Exercise aim
Could you please repeat the entries below word for word, with the images left out?

Dataset entries
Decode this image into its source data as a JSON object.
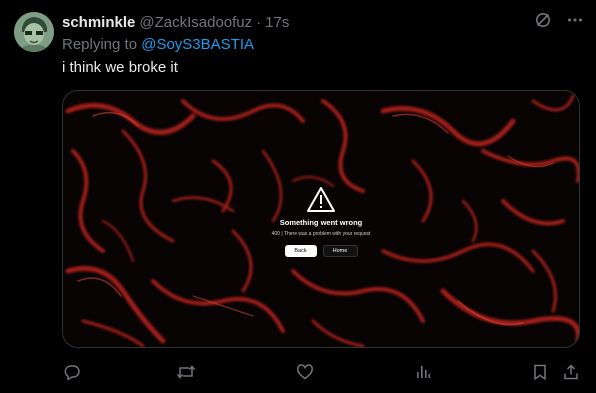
{
  "tweet": {
    "display_name": "schminkle",
    "handle": "@ZackIsadoofuz",
    "separator": "·",
    "time": "17s",
    "replying_prefix": "Replying to",
    "replying_to": "@SoyS3BASTIA",
    "text": "i think we broke it"
  },
  "media": {
    "error_title": "Something went wrong",
    "error_subtitle": "400 | There was a problem with your request",
    "back_label": "Back",
    "home_label": "Home"
  },
  "actions": {
    "icons": [
      "reply-icon",
      "retweet-icon",
      "like-icon",
      "views-icon",
      "bookmark-icon",
      "share-icon"
    ]
  },
  "colors": {
    "background": "#000000",
    "text_primary": "#e7e9ea",
    "text_secondary": "#71767b",
    "accent": "#1d9bf0",
    "media_red": "#b3241b"
  }
}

Your response
Decode this image into its source data as a JSON object.
{
  "tweet": {
    "display_name": "schminkle",
    "handle": "@ZackIsadoofuz",
    "separator": "·",
    "time": "17s",
    "replying_prefix": "Replying to",
    "replying_to": "@SoyS3BASTIA",
    "text": "i think we broke it"
  },
  "media": {
    "error_title": "Something went wrong",
    "error_subtitle": "400 | There was a problem with your request",
    "back_label": "Back",
    "home_label": "Home"
  },
  "actions": {
    "icons": [
      "reply-icon",
      "retweet-icon",
      "like-icon",
      "views-icon",
      "bookmark-icon",
      "share-icon"
    ]
  },
  "colors": {
    "background": "#000000",
    "text_primary": "#e7e9ea",
    "text_secondary": "#71767b",
    "accent": "#1d9bf0",
    "media_red": "#b3241b"
  }
}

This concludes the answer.